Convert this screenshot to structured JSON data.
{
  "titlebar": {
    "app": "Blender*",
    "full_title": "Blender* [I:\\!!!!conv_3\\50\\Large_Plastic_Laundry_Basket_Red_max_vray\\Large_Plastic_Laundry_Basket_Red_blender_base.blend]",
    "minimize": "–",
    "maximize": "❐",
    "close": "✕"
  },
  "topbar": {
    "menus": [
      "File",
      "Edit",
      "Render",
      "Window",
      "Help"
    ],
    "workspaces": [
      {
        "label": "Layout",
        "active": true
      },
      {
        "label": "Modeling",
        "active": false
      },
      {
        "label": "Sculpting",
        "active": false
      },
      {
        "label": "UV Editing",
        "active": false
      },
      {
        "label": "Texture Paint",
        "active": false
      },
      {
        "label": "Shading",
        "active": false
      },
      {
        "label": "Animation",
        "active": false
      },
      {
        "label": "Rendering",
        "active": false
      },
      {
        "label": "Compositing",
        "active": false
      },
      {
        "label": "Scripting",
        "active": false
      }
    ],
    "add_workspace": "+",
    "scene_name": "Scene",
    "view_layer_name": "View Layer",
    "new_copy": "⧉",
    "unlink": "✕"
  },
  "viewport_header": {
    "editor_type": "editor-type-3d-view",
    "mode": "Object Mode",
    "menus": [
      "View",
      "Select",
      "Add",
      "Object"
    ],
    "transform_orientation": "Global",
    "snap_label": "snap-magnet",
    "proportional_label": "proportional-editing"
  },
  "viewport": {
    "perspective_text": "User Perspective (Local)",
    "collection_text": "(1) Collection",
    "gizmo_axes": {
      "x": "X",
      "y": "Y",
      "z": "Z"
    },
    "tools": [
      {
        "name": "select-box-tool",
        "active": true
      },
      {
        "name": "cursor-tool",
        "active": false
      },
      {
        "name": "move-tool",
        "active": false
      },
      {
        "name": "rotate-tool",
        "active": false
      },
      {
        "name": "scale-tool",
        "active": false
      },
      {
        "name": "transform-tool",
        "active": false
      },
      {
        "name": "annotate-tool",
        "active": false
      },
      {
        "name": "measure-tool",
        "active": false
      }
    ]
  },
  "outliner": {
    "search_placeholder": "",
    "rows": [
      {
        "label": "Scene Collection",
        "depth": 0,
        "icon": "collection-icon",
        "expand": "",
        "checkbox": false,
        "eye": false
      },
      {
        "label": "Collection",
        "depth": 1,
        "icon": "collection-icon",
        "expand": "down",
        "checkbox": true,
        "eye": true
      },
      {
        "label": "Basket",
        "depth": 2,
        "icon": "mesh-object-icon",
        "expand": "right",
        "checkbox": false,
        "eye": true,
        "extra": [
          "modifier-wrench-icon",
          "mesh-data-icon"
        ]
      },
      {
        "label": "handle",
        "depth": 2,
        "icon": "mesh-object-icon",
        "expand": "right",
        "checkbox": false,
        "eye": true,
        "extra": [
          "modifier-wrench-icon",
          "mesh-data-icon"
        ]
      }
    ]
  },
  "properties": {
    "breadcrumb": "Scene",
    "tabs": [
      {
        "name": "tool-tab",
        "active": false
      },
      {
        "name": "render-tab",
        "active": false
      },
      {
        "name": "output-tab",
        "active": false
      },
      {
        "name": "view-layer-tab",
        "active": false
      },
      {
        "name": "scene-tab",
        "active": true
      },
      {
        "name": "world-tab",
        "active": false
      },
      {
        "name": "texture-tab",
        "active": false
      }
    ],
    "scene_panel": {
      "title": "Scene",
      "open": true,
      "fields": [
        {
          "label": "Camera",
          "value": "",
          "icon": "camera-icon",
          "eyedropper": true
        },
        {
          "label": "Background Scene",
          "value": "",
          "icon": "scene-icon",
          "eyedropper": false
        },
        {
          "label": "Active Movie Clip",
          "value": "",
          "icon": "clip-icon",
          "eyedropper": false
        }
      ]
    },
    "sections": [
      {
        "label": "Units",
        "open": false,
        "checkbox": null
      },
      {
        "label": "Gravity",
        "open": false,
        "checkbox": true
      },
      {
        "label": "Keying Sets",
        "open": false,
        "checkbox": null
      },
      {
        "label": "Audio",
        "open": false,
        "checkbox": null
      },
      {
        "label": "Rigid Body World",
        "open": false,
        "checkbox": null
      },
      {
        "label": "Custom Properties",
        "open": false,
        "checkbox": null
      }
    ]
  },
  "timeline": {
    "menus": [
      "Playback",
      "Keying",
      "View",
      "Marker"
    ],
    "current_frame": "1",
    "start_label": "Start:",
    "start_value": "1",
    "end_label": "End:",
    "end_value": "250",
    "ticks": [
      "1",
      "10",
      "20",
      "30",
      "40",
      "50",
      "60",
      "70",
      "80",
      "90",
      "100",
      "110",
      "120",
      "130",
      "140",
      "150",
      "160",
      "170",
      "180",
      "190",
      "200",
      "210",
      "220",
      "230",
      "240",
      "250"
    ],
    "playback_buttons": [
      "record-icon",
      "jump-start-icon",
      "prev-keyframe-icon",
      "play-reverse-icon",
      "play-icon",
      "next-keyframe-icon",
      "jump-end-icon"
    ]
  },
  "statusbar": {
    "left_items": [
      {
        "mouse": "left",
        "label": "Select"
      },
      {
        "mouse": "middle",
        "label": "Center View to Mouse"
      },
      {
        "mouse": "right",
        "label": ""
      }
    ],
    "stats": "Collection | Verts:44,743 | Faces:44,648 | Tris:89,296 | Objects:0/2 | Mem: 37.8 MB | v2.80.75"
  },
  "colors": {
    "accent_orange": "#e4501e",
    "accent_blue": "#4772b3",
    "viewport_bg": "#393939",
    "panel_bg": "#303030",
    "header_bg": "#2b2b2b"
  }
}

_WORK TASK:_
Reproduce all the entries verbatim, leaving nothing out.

_FINISHED EXERCISE:_
Convert this screenshot to structured JSON data.
{
  "titlebar": {
    "app": "Blender*",
    "full_title": "Blender* [I:\\!!!!conv_3\\50\\Large_Plastic_Laundry_Basket_Red_max_vray\\Large_Plastic_Laundry_Basket_Red_blender_base.blend]",
    "minimize": "–",
    "maximize": "❐",
    "close": "✕"
  },
  "topbar": {
    "menus": [
      "File",
      "Edit",
      "Render",
      "Window",
      "Help"
    ],
    "workspaces": [
      {
        "label": "Layout",
        "active": true
      },
      {
        "label": "Modeling",
        "active": false
      },
      {
        "label": "Sculpting",
        "active": false
      },
      {
        "label": "UV Editing",
        "active": false
      },
      {
        "label": "Texture Paint",
        "active": false
      },
      {
        "label": "Shading",
        "active": false
      },
      {
        "label": "Animation",
        "active": false
      },
      {
        "label": "Rendering",
        "active": false
      },
      {
        "label": "Compositing",
        "active": false
      },
      {
        "label": "Scripting",
        "active": false
      }
    ],
    "add_workspace": "+",
    "scene_name": "Scene",
    "view_layer_name": "View Layer",
    "new_copy": "⧉",
    "unlink": "✕"
  },
  "viewport_header": {
    "editor_type": "editor-type-3d-view",
    "mode": "Object Mode",
    "menus": [
      "View",
      "Select",
      "Add",
      "Object"
    ],
    "transform_orientation": "Global",
    "snap_label": "snap-magnet",
    "proportional_label": "proportional-editing"
  },
  "viewport": {
    "perspective_text": "User Perspective (Local)",
    "collection_text": "(1) Collection",
    "gizmo_axes": {
      "x": "X",
      "y": "Y",
      "z": "Z"
    },
    "tools": [
      {
        "name": "select-box-tool",
        "active": true
      },
      {
        "name": "cursor-tool",
        "active": false
      },
      {
        "name": "move-tool",
        "active": false
      },
      {
        "name": "rotate-tool",
        "active": false
      },
      {
        "name": "scale-tool",
        "active": false
      },
      {
        "name": "transform-tool",
        "active": false
      },
      {
        "name": "annotate-tool",
        "active": false
      },
      {
        "name": "measure-tool",
        "active": false
      }
    ]
  },
  "outliner": {
    "search_placeholder": "",
    "rows": [
      {
        "label": "Scene Collection",
        "depth": 0,
        "icon": "collection-icon",
        "expand": "",
        "checkbox": false,
        "eye": false
      },
      {
        "label": "Collection",
        "depth": 1,
        "icon": "collection-icon",
        "expand": "down",
        "checkbox": true,
        "eye": true
      },
      {
        "label": "Basket",
        "depth": 2,
        "icon": "mesh-object-icon",
        "expand": "right",
        "checkbox": false,
        "eye": true,
        "extra": [
          "modifier-wrench-icon",
          "mesh-data-icon"
        ]
      },
      {
        "label": "handle",
        "depth": 2,
        "icon": "mesh-object-icon",
        "expand": "right",
        "checkbox": false,
        "eye": true,
        "extra": [
          "modifier-wrench-icon",
          "mesh-data-icon"
        ]
      }
    ]
  },
  "properties": {
    "breadcrumb": "Scene",
    "tabs": [
      {
        "name": "tool-tab",
        "active": false
      },
      {
        "name": "render-tab",
        "active": false
      },
      {
        "name": "output-tab",
        "active": false
      },
      {
        "name": "view-layer-tab",
        "active": false
      },
      {
        "name": "scene-tab",
        "active": true
      },
      {
        "name": "world-tab",
        "active": false
      },
      {
        "name": "texture-tab",
        "active": false
      }
    ],
    "scene_panel": {
      "title": "Scene",
      "open": true,
      "fields": [
        {
          "label": "Camera",
          "value": "",
          "icon": "camera-icon",
          "eyedropper": true
        },
        {
          "label": "Background Scene",
          "value": "",
          "icon": "scene-icon",
          "eyedropper": false
        },
        {
          "label": "Active Movie Clip",
          "value": "",
          "icon": "clip-icon",
          "eyedropper": false
        }
      ]
    },
    "sections": [
      {
        "label": "Units",
        "open": false,
        "checkbox": null
      },
      {
        "label": "Gravity",
        "open": false,
        "checkbox": true
      },
      {
        "label": "Keying Sets",
        "open": false,
        "checkbox": null
      },
      {
        "label": "Audio",
        "open": false,
        "checkbox": null
      },
      {
        "label": "Rigid Body World",
        "open": false,
        "checkbox": null
      },
      {
        "label": "Custom Properties",
        "open": false,
        "checkbox": null
      }
    ]
  },
  "timeline": {
    "menus": [
      "Playback",
      "Keying",
      "View",
      "Marker"
    ],
    "current_frame": "1",
    "start_label": "Start:",
    "start_value": "1",
    "end_label": "End:",
    "end_value": "250",
    "ticks": [
      "1",
      "10",
      "20",
      "30",
      "40",
      "50",
      "60",
      "70",
      "80",
      "90",
      "100",
      "110",
      "120",
      "130",
      "140",
      "150",
      "160",
      "170",
      "180",
      "190",
      "200",
      "210",
      "220",
      "230",
      "240",
      "250"
    ],
    "playback_buttons": [
      "record-icon",
      "jump-start-icon",
      "prev-keyframe-icon",
      "play-reverse-icon",
      "play-icon",
      "next-keyframe-icon",
      "jump-end-icon"
    ]
  },
  "statusbar": {
    "left_items": [
      {
        "mouse": "left",
        "label": "Select"
      },
      {
        "mouse": "middle",
        "label": "Center View to Mouse"
      },
      {
        "mouse": "right",
        "label": ""
      }
    ],
    "stats": "Collection | Verts:44,743 | Faces:44,648 | Tris:89,296 | Objects:0/2 | Mem: 37.8 MB | v2.80.75"
  },
  "colors": {
    "accent_orange": "#e4501e",
    "accent_blue": "#4772b3",
    "viewport_bg": "#393939",
    "panel_bg": "#303030",
    "header_bg": "#2b2b2b"
  }
}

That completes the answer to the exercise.